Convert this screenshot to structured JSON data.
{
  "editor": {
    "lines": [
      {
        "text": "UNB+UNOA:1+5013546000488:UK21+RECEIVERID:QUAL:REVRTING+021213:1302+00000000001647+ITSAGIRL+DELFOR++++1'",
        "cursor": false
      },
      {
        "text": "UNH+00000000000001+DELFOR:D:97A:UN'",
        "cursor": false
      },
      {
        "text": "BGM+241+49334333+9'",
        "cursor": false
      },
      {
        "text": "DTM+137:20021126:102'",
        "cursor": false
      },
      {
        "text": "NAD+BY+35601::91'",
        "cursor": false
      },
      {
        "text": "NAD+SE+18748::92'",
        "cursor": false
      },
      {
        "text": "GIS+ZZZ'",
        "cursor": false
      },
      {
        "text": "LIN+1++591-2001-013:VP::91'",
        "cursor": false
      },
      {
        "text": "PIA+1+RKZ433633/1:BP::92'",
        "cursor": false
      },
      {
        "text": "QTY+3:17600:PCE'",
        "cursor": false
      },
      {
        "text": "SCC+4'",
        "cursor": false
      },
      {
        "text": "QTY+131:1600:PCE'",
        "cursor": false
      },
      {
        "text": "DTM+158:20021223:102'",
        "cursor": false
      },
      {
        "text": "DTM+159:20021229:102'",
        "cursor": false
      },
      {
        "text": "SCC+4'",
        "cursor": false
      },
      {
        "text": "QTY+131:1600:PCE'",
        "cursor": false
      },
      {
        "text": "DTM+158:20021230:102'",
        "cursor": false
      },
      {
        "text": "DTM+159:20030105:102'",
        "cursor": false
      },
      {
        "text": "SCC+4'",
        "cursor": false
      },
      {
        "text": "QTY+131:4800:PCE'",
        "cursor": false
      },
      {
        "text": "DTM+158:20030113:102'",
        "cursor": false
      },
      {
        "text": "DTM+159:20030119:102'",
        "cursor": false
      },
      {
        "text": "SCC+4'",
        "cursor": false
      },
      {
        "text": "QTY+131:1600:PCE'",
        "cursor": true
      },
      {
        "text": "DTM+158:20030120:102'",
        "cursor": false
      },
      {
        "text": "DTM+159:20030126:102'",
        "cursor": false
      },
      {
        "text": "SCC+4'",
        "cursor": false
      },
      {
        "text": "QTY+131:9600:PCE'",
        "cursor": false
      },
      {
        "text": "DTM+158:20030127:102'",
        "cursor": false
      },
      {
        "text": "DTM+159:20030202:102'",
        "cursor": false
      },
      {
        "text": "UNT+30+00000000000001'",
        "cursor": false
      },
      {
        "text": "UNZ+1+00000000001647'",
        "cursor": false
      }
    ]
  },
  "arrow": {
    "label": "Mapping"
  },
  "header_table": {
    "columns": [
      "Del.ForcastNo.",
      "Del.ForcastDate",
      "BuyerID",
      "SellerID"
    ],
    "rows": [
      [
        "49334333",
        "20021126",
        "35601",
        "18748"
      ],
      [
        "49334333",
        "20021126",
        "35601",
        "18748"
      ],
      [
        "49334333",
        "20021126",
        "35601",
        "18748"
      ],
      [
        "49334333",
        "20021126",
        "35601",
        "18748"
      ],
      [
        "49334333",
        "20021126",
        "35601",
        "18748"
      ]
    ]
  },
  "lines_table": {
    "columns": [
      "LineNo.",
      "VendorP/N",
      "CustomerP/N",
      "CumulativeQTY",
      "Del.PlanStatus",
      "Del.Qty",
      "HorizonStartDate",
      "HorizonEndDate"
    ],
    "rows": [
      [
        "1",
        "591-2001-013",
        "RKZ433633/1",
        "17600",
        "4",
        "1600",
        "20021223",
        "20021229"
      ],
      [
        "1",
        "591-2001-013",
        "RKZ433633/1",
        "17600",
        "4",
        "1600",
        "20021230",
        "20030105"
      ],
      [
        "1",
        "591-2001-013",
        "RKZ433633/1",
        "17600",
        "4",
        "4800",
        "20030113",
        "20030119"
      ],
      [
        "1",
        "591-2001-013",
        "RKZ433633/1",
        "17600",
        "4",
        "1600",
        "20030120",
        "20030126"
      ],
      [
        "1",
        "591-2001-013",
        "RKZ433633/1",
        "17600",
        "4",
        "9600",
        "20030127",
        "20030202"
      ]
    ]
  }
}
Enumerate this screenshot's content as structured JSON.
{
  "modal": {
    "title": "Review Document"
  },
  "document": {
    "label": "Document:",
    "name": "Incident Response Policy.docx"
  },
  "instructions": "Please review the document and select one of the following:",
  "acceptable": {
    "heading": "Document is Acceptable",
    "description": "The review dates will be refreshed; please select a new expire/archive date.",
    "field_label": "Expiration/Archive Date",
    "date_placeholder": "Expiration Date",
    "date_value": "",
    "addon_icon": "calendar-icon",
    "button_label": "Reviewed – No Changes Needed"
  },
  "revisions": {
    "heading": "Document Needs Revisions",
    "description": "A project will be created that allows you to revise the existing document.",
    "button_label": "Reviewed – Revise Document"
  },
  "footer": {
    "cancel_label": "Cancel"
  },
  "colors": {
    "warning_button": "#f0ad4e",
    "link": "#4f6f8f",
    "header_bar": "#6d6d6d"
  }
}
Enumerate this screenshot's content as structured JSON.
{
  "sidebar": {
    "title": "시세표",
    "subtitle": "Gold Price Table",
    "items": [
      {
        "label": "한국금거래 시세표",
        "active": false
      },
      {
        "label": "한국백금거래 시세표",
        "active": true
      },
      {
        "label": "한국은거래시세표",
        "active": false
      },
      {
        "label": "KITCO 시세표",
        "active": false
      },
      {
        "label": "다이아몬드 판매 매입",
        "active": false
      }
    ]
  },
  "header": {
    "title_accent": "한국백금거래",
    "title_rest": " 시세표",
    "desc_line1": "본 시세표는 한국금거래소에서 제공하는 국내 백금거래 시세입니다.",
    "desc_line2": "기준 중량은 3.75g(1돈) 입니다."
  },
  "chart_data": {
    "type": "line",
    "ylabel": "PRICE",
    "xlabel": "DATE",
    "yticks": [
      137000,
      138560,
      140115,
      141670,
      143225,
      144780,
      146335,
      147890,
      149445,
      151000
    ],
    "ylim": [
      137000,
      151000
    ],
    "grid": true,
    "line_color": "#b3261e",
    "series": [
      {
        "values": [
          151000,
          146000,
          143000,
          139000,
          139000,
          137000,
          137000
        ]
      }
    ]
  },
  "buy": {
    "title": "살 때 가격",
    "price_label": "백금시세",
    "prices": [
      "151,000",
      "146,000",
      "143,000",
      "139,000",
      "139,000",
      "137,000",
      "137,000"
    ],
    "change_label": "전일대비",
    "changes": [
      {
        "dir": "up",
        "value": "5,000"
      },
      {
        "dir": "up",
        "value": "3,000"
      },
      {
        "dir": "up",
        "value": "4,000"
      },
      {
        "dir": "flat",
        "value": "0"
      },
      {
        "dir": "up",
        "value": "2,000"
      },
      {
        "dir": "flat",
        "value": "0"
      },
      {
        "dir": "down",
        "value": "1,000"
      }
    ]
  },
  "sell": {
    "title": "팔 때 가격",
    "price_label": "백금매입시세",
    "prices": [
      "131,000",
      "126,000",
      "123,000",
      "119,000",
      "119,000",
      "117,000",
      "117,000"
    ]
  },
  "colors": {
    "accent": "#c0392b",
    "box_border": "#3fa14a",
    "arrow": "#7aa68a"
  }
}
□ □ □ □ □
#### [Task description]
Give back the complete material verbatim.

#### [Your response]
Convert this screenshot to structured JSON data.
{
  "editor": {
    "lines": [
      {
        "text": "UNB+UNOA:1+5013546000488:UK21+RECEIVERID:QUAL:REVRTING+021213:1302+00000000001647+ITSAGIRL+DELFOR++++1'",
        "cursor": false
      },
      {
        "text": "UNH+00000000000001+DELFOR:D:97A:UN'",
        "cursor": false
      },
      {
        "text": "BGM+241+49334333+9'",
        "cursor": false
      },
      {
        "text": "DTM+137:20021126:102'",
        "cursor": false
      },
      {
        "text": "NAD+BY+35601::91'",
        "cursor": false
      },
      {
        "text": "NAD+SE+18748::92'",
        "cursor": false
      },
      {
        "text": "GIS+ZZZ'",
        "cursor": false
      },
      {
        "text": "LIN+1++591-2001-013:VP::91'",
        "cursor": false
      },
      {
        "text": "PIA+1+RKZ433633/1:BP::92'",
        "cursor": false
      },
      {
        "text": "QTY+3:17600:PCE'",
        "cursor": false
      },
      {
        "text": "SCC+4'",
        "cursor": false
      },
      {
        "text": "QTY+131:1600:PCE'",
        "cursor": false
      },
      {
        "text": "DTM+158:20021223:102'",
        "cursor": false
      },
      {
        "text": "DTM+159:20021229:102'",
        "cursor": false
      },
      {
        "text": "SCC+4'",
        "cursor": false
      },
      {
        "text": "QTY+131:1600:PCE'",
        "cursor": false
      },
      {
        "text": "DTM+158:20021230:102'",
        "cursor": false
      },
      {
        "text": "DTM+159:20030105:102'",
        "cursor": false
      },
      {
        "text": "SCC+4'",
        "cursor": false
      },
      {
        "text": "QTY+131:4800:PCE'",
        "cursor": false
      },
      {
        "text": "DTM+158:20030113:102'",
        "cursor": false
      },
      {
        "text": "DTM+159:20030119:102'",
        "cursor": false
      },
      {
        "text": "SCC+4'",
        "cursor": false
      },
      {
        "text": "QTY+131:1600:PCE'",
        "cursor": true
      },
      {
        "text": "DTM+158:20030120:102'",
        "cursor": false
      },
      {
        "text": "DTM+159:20030126:102'",
        "cursor": false
      },
      {
        "text": "SCC+4'",
        "cursor": false
      },
      {
        "text": "QTY+131:9600:PCE'",
        "cursor": false
      },
      {
        "text": "DTM+158:20030127:102'",
        "cursor": false
      },
      {
        "text": "DTM+159:20030202:102'",
        "cursor": false
      },
      {
        "text": "UNT+30+00000000000001'",
        "cursor": false
      },
      {
        "text": "UNZ+1+00000000001647'",
        "cursor": false
      }
    ]
  },
  "arrow": {
    "label": "Mapping"
  },
  "header_table": {
    "columns": [
      "Del.ForcastNo.",
      "Del.ForcastDate",
      "BuyerID",
      "SellerID"
    ],
    "rows": [
      [
        "49334333",
        "20021126",
        "35601",
        "18748"
      ],
      [
        "49334333",
        "20021126",
        "35601",
        "18748"
      ],
      [
        "49334333",
        "20021126",
        "35601",
        "18748"
      ],
      [
        "49334333",
        "20021126",
        "35601",
        "18748"
      ],
      [
        "49334333",
        "20021126",
        "35601",
        "18748"
      ]
    ]
  },
  "lines_table": {
    "columns": [
      "LineNo.",
      "VendorP/N",
      "CustomerP/N",
      "CumulativeQTY",
      "Del.PlanStatus",
      "Del.Qty",
      "HorizonStartDate",
      "HorizonEndDate"
    ],
    "rows": [
      [
        "1",
        "591-2001-013",
        "RKZ433633/1",
        "17600",
        "4",
        "1600",
        "20021223",
        "20021229"
      ],
      [
        "1",
        "591-2001-013",
        "RKZ433633/1",
        "17600",
        "4",
        "1600",
        "20021230",
        "20030105"
      ],
      [
        "1",
        "591-2001-013",
        "RKZ433633/1",
        "17600",
        "4",
        "4800",
        "20030113",
        "20030119"
      ],
      [
        "1",
        "591-2001-013",
        "RKZ433633/1",
        "17600",
        "4",
        "1600",
        "20030120",
        "20030126"
      ],
      [
        "1",
        "591-2001-013",
        "RKZ433633/1",
        "17600",
        "4",
        "9600",
        "20030127",
        "20030202"
      ]
    ]
  }
}
Enumerate this screenshot's content as structured JSON.
{
  "modal": {
    "title": "Review Document"
  },
  "document": {
    "label": "Document:",
    "name": "Incident Response Policy.docx"
  },
  "instructions": "Please review the document and select one of the following:",
  "acceptable": {
    "heading": "Document is Acceptable",
    "description": "The review dates will be refreshed; please select a new expire/archive date.",
    "field_label": "Expiration/Archive Date",
    "date_placeholder": "Expiration Date",
    "date_value": "",
    "addon_icon": "calendar-icon",
    "button_label": "Reviewed – No Changes Needed"
  },
  "revisions": {
    "heading": "Document Needs Revisions",
    "description": "A project will be created that allows you to revise the existing document.",
    "button_label": "Reviewed – Revise Document"
  },
  "footer": {
    "cancel_label": "Cancel"
  },
  "colors": {
    "warning_button": "#f0ad4e",
    "link": "#4f6f8f",
    "header_bar": "#6d6d6d"
  }
}
Enumerate this screenshot's content as structured JSON.
{
  "sidebar": {
    "title": "시세표",
    "subtitle": "Gold Price Table",
    "items": [
      {
        "label": "한국금거래 시세표",
        "active": false
      },
      {
        "label": "한국백금거래 시세표",
        "active": true
      },
      {
        "label": "한국은거래시세표",
        "active": false
      },
      {
        "label": "KITCO 시세표",
        "active": false
      },
      {
        "label": "다이아몬드 판매 매입",
        "active": false
      }
    ]
  },
  "header": {
    "title_accent": "한국백금거래",
    "title_rest": " 시세표",
    "desc_line1": "본 시세표는 한국금거래소에서 제공하는 국내 백금거래 시세입니다.",
    "desc_line2": "기준 중량은 3.75g(1돈) 입니다."
  },
  "chart_data": {
    "type": "line",
    "ylabel": "PRICE",
    "xlabel": "DATE",
    "yticks": [
      137000,
      138560,
      140115,
      141670,
      143225,
      144780,
      146335,
      147890,
      149445,
      151000
    ],
    "ylim": [
      137000,
      151000
    ],
    "grid": true,
    "line_color": "#b3261e",
    "series": [
      {
        "values": [
          151000,
          146000,
          143000,
          139000,
          139000,
          137000,
          137000
        ]
      }
    ]
  },
  "buy": {
    "title": "살 때 가격",
    "price_label": "백금시세",
    "prices": [
      "151,000",
      "146,000",
      "143,000",
      "139,000",
      "139,000",
      "137,000",
      "137,000"
    ],
    "change_label": "전일대비",
    "changes": [
      {
        "dir": "up",
        "value": "5,000"
      },
      {
        "dir": "up",
        "value": "3,000"
      },
      {
        "dir": "up",
        "value": "4,000"
      },
      {
        "dir": "flat",
        "value": "0"
      },
      {
        "dir": "up",
        "value": "2,000"
      },
      {
        "dir": "flat",
        "value": "0"
      },
      {
        "dir": "down",
        "value": "1,000"
      }
    ]
  },
  "sell": {
    "title": "팔 때 가격",
    "price_label": "백금매입시세",
    "prices": [
      "131,000",
      "126,000",
      "123,000",
      "119,000",
      "119,000",
      "117,000",
      "117,000"
    ]
  },
  "colors": {
    "accent": "#c0392b",
    "box_border": "#3fa14a",
    "arrow": "#7aa68a"
  }
}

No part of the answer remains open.